The unanticipated commitment by Speaker Pelosi to allow a stand-alone vote on the bipartisan Senate infrastructure bill no later than September 27 has scrambled the Congressional calendar and put increased attention and focus on the potential for major tax changes.
Why It Matters
- House Leaders are urging committees, including the powerful Ways and Means Committee, to complete their work on the $3.5 trillion budget reconciliation bill by September 15. Ways and Means Chairman Richie Neal has indicated a formal mark-up could start the week of Sept. 6 and continue 4-5 days. (E&E Daily, Aug. 25)
- Accelerating the consideration of the $3.5 trillion reconciliation bill may allow its supporters and advocates to retain political momentum for the massive package of social safety net, environmental, tax, and other policies—momentum that could be lost once the infrastructure bill is sent to the President.
- The shortened timetable, however, puts pressure on lawmakers who are considering complex changes to the tax code that would normally require hearings, extended debate, and substantial vetting.

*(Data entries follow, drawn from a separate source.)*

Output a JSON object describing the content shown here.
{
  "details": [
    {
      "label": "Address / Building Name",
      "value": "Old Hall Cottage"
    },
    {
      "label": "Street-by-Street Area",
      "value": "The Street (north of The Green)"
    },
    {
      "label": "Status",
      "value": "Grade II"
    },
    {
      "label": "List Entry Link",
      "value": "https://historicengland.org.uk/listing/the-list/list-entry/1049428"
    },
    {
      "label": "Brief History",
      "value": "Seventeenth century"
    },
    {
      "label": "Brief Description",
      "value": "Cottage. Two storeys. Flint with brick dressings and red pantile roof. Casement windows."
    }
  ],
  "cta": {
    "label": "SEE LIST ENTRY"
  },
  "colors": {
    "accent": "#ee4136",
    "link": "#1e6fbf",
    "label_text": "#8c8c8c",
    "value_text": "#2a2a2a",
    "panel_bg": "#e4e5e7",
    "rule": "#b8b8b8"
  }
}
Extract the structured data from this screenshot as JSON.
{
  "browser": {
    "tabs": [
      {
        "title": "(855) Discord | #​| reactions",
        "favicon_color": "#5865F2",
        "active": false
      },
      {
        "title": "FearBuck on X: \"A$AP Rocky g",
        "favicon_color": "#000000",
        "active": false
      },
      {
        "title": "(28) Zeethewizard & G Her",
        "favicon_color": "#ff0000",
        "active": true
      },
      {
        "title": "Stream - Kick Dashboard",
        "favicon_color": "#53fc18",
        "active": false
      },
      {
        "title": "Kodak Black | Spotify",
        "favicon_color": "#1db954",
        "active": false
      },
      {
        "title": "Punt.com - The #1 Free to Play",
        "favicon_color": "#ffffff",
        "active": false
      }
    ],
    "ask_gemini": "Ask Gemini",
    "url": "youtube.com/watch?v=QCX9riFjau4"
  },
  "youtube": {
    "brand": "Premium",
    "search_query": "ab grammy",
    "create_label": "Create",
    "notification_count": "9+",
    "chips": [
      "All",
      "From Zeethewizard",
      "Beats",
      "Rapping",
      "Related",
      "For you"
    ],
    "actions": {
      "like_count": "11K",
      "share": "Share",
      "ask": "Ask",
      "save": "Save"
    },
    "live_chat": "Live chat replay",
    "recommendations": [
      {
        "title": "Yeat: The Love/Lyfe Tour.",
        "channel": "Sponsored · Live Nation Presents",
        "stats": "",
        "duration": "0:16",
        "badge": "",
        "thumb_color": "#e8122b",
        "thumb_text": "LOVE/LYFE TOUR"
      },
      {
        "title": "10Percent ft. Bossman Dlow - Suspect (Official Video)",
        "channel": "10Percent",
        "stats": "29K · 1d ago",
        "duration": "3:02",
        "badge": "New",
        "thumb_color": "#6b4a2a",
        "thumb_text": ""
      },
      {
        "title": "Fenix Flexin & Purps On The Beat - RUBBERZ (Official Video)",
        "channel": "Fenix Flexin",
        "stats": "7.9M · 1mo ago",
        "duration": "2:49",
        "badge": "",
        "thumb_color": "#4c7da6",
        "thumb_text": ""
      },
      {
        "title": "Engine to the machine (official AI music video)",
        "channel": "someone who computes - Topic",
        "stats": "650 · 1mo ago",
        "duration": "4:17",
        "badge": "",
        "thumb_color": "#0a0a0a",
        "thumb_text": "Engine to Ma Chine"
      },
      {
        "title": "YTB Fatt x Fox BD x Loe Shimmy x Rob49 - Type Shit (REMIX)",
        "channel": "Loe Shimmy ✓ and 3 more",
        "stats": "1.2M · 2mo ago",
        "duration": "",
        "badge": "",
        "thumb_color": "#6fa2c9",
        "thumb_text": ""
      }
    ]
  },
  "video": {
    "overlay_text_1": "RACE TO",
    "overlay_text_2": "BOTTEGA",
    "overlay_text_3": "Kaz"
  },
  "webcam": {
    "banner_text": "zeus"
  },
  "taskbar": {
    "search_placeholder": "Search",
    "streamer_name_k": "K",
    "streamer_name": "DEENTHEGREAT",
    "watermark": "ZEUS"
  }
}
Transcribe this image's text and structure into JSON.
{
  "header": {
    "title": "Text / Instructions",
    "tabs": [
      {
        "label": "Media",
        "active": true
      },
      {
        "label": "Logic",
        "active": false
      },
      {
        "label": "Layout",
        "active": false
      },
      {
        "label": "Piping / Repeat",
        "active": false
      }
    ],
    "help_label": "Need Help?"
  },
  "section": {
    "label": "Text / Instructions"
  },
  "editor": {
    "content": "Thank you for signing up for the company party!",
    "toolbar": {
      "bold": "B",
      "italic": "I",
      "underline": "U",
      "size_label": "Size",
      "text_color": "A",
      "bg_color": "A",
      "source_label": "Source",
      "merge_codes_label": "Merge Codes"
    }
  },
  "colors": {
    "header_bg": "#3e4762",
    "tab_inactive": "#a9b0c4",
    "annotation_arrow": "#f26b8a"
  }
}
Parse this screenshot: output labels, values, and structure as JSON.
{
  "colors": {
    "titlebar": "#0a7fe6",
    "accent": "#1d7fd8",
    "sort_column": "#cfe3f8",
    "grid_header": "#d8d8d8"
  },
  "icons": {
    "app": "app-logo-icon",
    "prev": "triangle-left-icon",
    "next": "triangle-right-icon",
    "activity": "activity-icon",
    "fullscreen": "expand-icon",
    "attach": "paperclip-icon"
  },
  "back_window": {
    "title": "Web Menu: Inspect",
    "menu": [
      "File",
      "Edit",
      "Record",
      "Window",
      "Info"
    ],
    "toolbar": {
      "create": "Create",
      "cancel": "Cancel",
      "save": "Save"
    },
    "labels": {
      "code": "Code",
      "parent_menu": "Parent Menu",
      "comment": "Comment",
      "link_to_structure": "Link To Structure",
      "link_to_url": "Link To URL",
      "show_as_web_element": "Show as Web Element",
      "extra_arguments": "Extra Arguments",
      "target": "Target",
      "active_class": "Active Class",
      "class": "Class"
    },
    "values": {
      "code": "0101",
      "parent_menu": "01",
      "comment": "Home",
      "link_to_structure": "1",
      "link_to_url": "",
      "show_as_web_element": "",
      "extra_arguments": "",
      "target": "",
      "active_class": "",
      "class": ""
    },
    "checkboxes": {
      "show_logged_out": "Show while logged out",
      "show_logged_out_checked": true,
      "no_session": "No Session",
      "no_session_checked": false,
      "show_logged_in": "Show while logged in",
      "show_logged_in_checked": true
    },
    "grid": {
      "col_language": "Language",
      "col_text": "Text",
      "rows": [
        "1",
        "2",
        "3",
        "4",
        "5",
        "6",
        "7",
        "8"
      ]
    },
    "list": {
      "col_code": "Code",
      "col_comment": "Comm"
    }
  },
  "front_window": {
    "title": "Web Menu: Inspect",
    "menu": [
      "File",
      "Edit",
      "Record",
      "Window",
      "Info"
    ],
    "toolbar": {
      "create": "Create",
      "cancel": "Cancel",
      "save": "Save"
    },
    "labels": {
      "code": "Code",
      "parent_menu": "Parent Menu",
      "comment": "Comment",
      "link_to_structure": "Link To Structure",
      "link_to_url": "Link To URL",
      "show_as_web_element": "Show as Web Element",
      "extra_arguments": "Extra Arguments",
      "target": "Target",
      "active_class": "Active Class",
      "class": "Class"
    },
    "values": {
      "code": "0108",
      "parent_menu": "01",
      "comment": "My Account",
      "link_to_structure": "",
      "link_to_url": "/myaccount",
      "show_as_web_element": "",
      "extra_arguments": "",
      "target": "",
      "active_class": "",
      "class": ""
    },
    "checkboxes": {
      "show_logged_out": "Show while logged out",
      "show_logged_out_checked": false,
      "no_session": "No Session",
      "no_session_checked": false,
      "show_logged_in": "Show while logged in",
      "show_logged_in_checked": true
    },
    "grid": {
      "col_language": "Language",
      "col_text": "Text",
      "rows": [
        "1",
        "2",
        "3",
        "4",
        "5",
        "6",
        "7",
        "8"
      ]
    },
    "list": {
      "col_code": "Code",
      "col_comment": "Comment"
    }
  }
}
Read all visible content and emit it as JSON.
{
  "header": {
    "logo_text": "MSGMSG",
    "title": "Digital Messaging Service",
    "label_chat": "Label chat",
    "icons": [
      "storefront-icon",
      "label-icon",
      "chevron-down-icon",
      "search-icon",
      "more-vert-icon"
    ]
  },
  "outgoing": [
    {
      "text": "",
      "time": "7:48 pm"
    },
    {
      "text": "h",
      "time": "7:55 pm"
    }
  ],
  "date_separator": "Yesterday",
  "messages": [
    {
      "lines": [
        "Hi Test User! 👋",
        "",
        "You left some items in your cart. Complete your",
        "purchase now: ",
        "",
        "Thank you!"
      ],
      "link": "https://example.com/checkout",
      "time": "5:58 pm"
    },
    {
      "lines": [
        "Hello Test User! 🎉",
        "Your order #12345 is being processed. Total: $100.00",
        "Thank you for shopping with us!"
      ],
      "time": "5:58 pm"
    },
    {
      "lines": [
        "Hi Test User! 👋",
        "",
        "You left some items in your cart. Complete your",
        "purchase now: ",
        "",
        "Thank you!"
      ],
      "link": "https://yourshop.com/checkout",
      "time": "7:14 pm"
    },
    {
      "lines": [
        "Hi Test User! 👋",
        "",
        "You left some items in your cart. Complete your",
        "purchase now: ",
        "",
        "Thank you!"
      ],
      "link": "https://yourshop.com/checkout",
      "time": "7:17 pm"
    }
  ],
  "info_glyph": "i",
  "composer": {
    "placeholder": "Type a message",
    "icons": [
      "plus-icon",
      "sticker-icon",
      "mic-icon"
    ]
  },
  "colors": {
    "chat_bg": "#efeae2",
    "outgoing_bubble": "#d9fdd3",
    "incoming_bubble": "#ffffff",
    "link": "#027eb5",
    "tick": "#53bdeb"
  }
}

- The Real Estate Roundtable has raised concerns regarding a number of proposals in the President's plan that would raise the tax burden on capital formation, undermine property values and the functioning of real estate markets, and harm the industry’s ability to create jobs and support local communities through property tax revenue. These proposals include restrictions on like-kind exchanges, an elimination of the reduced tax rate on capital gains, and the taxation of unrealized gains at death.
- On Tuesday, the accounting industry expressed strong concerns with the President’s proposed changes to capital income. The letter noted that, “[t]he taxation of the capital gains on gift or death in many cases would be the third time that the gain is taxed.” Imposing immediate tax on transfers by gift or death is an unreasonable requirement when the transfers are non-liquid assets such as real estate, business interests, etc., because it may require the forced liquidation of some or all of the assets transferred,” they continued.
- Last Friday, the Tax Foundation challenged the Administration’s claim that their tax proposals would spare 97 percent of small businesses. The organization analyzed the most recent IRS data and concluded the President’s proposals would reach more than half of pass-through business income (because 54% of pass-through income is earned by taxpayers making more than $500,000).
- At the same time, lawmakers are mobilizing to ensure that the $3.5 trillion bill includes priorities such as increased investment in affordable housing. On Thursday, 111 House Democrats led by Reps. Suzan DelBene (D-WA) and Don Beyer (D-VA) wrote to Speaker Pelosi urging that the legislation include a significant expansion of the low-income housing tax credit.
Real Estate Roundtable members and others are encouraged to weigh in with their lawmakers regarding the proposed tax changes and their potential impact on real estate and the broader economy. Here are some resources: